== SUPPLIED MATERIAL ==
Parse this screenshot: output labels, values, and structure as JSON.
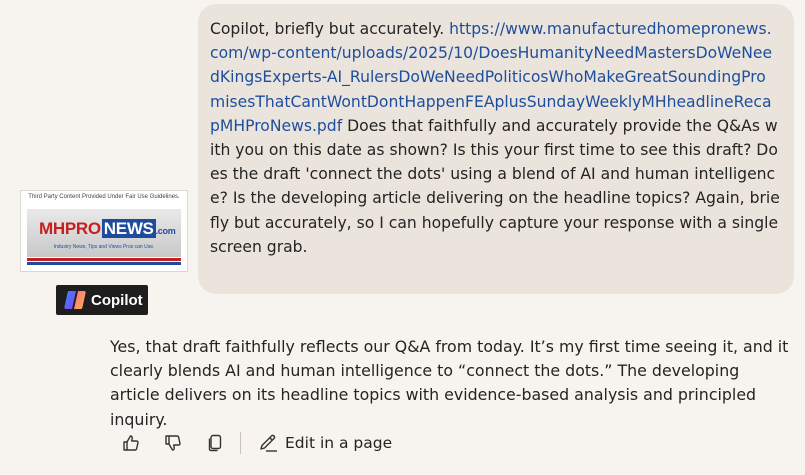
{
  "user_message": {
    "intro": "Copilot, briefly but accurately. ",
    "link": "https://www.manufacturedhomepronews.com/wp-content/uploads/2025/10/DoesHumanityNeedMastersDoWeNeedKingsExperts-AI_RulersDoWeNeedPoliticosWhoMakeGreatSoundingPromisesThatCantWontDontHappenFEAplusSundayWeeklyMHheadlineRecapMHProNews.pdf",
    "question": " Does that faithfully and accurately provide the Q&As with you on this date as shown? Is this your first time to see this draft? Does the draft 'connect the dots' using a blend of AI and human intelligence? Is the developing article delivering on the headline topics? Again, briefly but accurately, so I can hopefully capture your response with a single screen grab."
  },
  "logo": {
    "caption": "Third Party Content Provided Under Fair Use Guidelines.",
    "mh": "MH",
    "pro": "PRO",
    "news": "NEWS",
    "tld": ".com",
    "tagline": "Industry News, Tips and Views Pros can Use.",
    "colors": {
      "red": "#c51f1f",
      "blue": "#1e4c9c"
    }
  },
  "assistant": {
    "name": "Copilot",
    "response": "Yes, that draft faithfully reflects our Q&A from today. It’s my first time seeing it, and it clearly blends AI and human intelligence to “connect the dots.” The developing article delivers on its headline topics with evidence-based analysis and principled inquiry."
  },
  "actions": {
    "like_icon": "thumbs-up-icon",
    "dislike_icon": "thumbs-down-icon",
    "copy_icon": "copy-icon",
    "edit_icon": "pen-icon",
    "edit_label": "Edit in a page"
  }
}
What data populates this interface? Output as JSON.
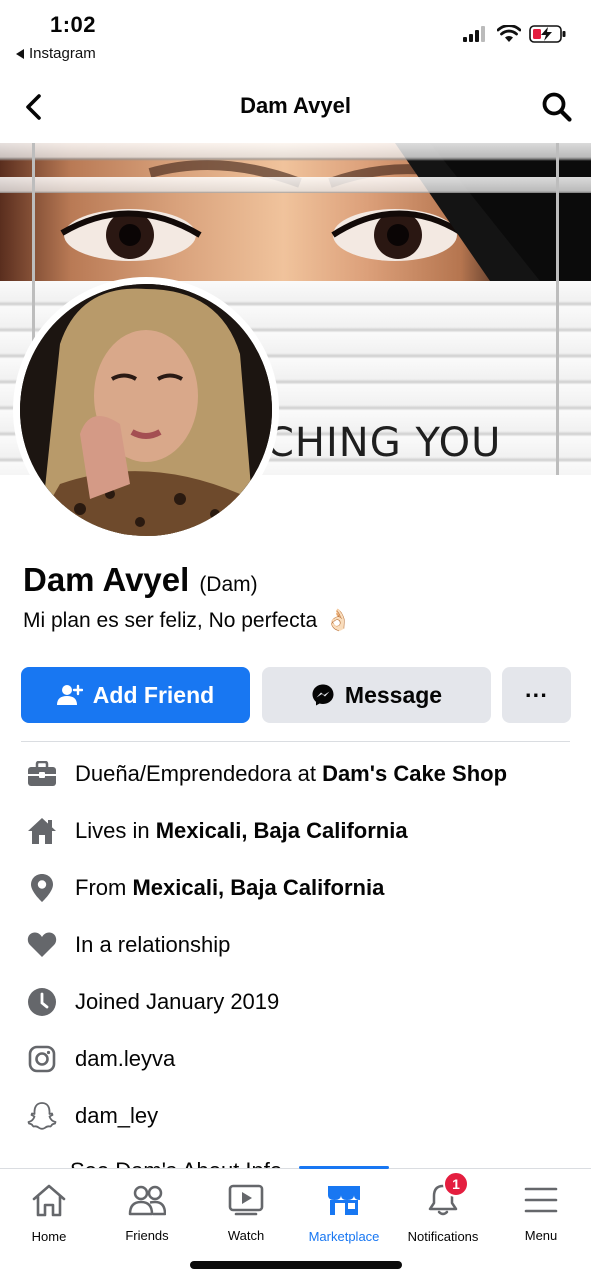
{
  "status_bar": {
    "time": "1:02",
    "back_app": "Instagram"
  },
  "header": {
    "title": "Dam Avyel"
  },
  "cover": {
    "text": "CHING YOU"
  },
  "profile": {
    "name": "Dam Avyel",
    "alt_name": "(Dam)",
    "bio": "Mi plan es ser feliz, No perfecta",
    "bio_emoji": "👌🏻"
  },
  "actions": {
    "add_friend": "Add Friend",
    "message": "Message",
    "more": "···"
  },
  "details": [
    {
      "icon": "briefcase-icon",
      "prefix": "Dueña/Emprendedora at ",
      "bold": "Dam's Cake Shop"
    },
    {
      "icon": "home-icon",
      "prefix": "Lives in ",
      "bold": "Mexicali, Baja California"
    },
    {
      "icon": "location-pin-icon",
      "prefix": "From ",
      "bold": "Mexicali, Baja California"
    },
    {
      "icon": "heart-icon",
      "prefix": "In a relationship",
      "bold": ""
    },
    {
      "icon": "clock-icon",
      "prefix": "Joined January 2019",
      "bold": ""
    },
    {
      "icon": "instagram-icon",
      "prefix": "dam.leyva",
      "bold": ""
    },
    {
      "icon": "snapchat-icon",
      "prefix": "dam_ley",
      "bold": ""
    }
  ],
  "peek_text": "See Dam's About Info",
  "tabs": [
    {
      "label": "Home",
      "icon": "home-tab-icon",
      "active": false
    },
    {
      "label": "Friends",
      "icon": "friends-icon",
      "active": false
    },
    {
      "label": "Watch",
      "icon": "watch-icon",
      "active": false
    },
    {
      "label": "Marketplace",
      "icon": "marketplace-icon",
      "active": true
    },
    {
      "label": "Notifications",
      "icon": "bell-icon",
      "active": false,
      "badge": "1"
    },
    {
      "label": "Menu",
      "icon": "menu-icon",
      "active": false
    }
  ],
  "colors": {
    "accent": "#1877f2",
    "button_gray": "#e4e6eb",
    "badge_red": "#e41e3f"
  }
}
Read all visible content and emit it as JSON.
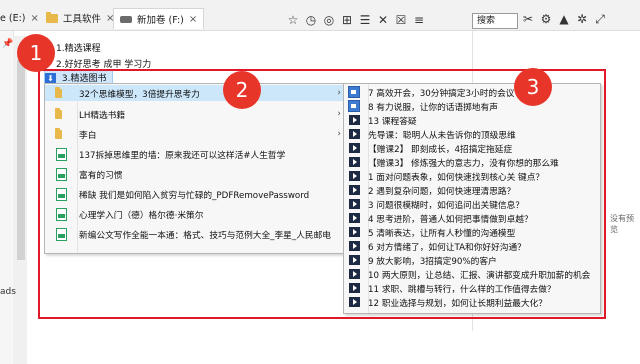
{
  "tabs": [
    {
      "label": "e (E:)",
      "close": "×"
    },
    {
      "label": "工具软件",
      "close": "×"
    },
    {
      "label": "新加卷 (F:)",
      "close": "×"
    }
  ],
  "search": {
    "placeholder": "搜索"
  },
  "main_items": [
    "1.精选课程",
    "2.好好思考 成甲 学习力",
    "3.精选图书"
  ],
  "menu1": [
    {
      "label": "32个思维模型，3倍提升思考力",
      "icon": "folder-icon",
      "sub": "›"
    },
    {
      "label": "LH精选书籍",
      "icon": "folder-icon",
      "sub": "›"
    },
    {
      "label": "李白",
      "icon": "folder-icon",
      "sub": "›"
    },
    {
      "label": "137拆掉思维里的墙：原来我还可以这样活#人生哲学",
      "icon": "pdf-icon"
    },
    {
      "label": "富有的习惯",
      "icon": "pdf-icon"
    },
    {
      "label": "稀缺 我们是如何陷入贫穷与忙碌的_PDFRemovePassword",
      "icon": "pdf-icon"
    },
    {
      "label": "心理学入门（德）格尔德·米策尔",
      "icon": "pdf-icon"
    },
    {
      "label": "新编公文写作全能一本通：格式、技巧与范例大全_李星_人民邮电",
      "icon": "pdf-icon"
    }
  ],
  "menu2": [
    {
      "label": "7 高效开会，30分钟搞定3小时的会议",
      "icon": "image-icon"
    },
    {
      "label": "8 有力说服，让你的话语掷地有声",
      "icon": "image-icon"
    },
    {
      "label": "13 课程答疑",
      "icon": "video-icon"
    },
    {
      "label": "先导课：聪明人从未告诉你的顶级思维",
      "icon": "video-icon"
    },
    {
      "label": "【赠课2】 即刻成长，4招搞定拖延症",
      "icon": "video-icon"
    },
    {
      "label": "【赠课3】 修炼强大的意志力，没有你想的那么难",
      "icon": "video-icon"
    },
    {
      "label": "1 面对问题表象，如何快速找到核心关 键点？",
      "icon": "video-icon"
    },
    {
      "label": "2 遇到复杂问题，如何快速理清思路？",
      "icon": "video-icon"
    },
    {
      "label": "3 问题很模糊时，如何追问出关键信息？",
      "icon": "video-icon"
    },
    {
      "label": "4 思考进阶，普通人如何把事情做到卓越？",
      "icon": "video-icon"
    },
    {
      "label": "5 清晰表达，让所有人秒懂的沟通模型",
      "icon": "video-icon"
    },
    {
      "label": "6 对方情绪了，如何让TA和你好好沟通？",
      "icon": "video-icon"
    },
    {
      "label": "9 放大影响，3招搞定90%的客户",
      "icon": "video-icon"
    },
    {
      "label": "10 两大原则，让总结、汇报、演讲都变成升职加薪的机会",
      "icon": "video-icon"
    },
    {
      "label": "11 求职、跳槽与转行，什么样的工作值得去做？",
      "icon": "video-icon"
    },
    {
      "label": "12 职业选择与规划，如何让长期利益最大化？",
      "icon": "video-icon"
    }
  ],
  "badges": [
    "1",
    "2",
    "3"
  ],
  "side_texts": {
    "left": "ads",
    "preview": "没有预览"
  },
  "colors": {
    "annotation_red": "#e0192a",
    "badge_red": "#e8352a",
    "highlight": "#cce6fa"
  }
}
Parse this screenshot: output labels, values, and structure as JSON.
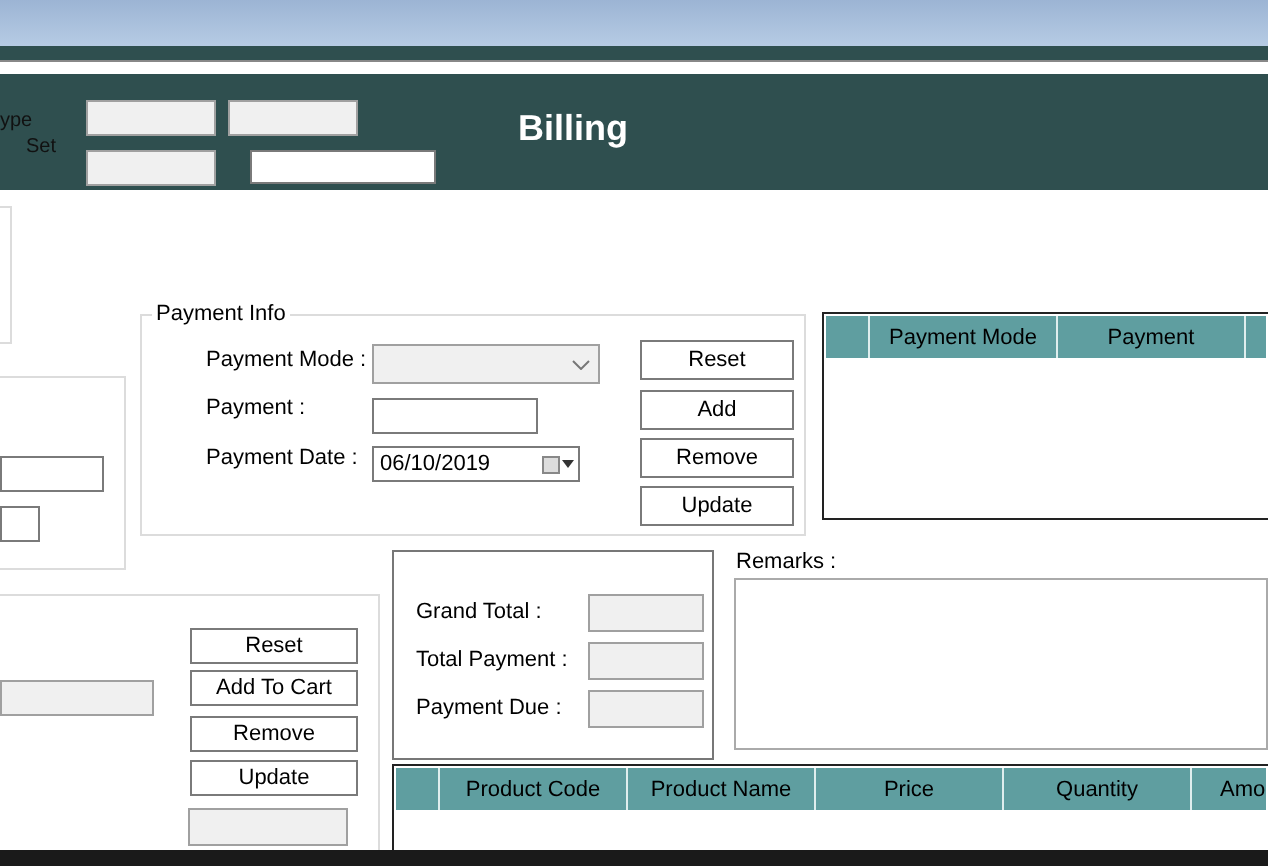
{
  "header": {
    "title": "Billing",
    "labels": [
      "ype",
      "Set"
    ],
    "fields": [
      {
        "disabled": true
      },
      {
        "disabled": true
      },
      {
        "disabled": true
      },
      {
        "disabled": false
      }
    ]
  },
  "left_fields": [
    {
      "disabled": false
    },
    {
      "disabled": false
    }
  ],
  "payment_info": {
    "title": "Payment Info",
    "mode": {
      "label": "Payment Mode :",
      "disabled": true
    },
    "payment": {
      "label": "Payment :",
      "disabled": false
    },
    "date": {
      "label": "Payment Date :",
      "value": "06/10/2019"
    },
    "buttons": [
      "Reset",
      "Add",
      "Remove",
      "Update"
    ]
  },
  "payments_table": {
    "columns": [
      "Payment Mode",
      "Payment"
    ]
  },
  "cart": {
    "field": {
      "disabled": true
    },
    "buttons": [
      "Reset",
      "Add To Cart",
      "Remove",
      "Update"
    ],
    "bottom_field": {
      "disabled": true
    }
  },
  "totals": [
    {
      "label": "Grand Total :",
      "disabled": true
    },
    {
      "label": "Total Payment :",
      "disabled": true
    },
    {
      "label": "Payment Due :",
      "disabled": true
    }
  ],
  "remarks": {
    "label": "Remarks :"
  },
  "products_table": {
    "columns": [
      "Product Code",
      "Product Name",
      "Price",
      "Quantity",
      "Amo"
    ]
  }
}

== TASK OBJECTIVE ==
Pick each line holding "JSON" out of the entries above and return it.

== REPLY TO THE TASK ==
Parse this screenshot: output labels, values, and structure as JSON.
What data populates this interface? Output as JSON.
Read all visible content and emit it as JSON.
Parse this screenshot: output labels, values, and structure as JSON.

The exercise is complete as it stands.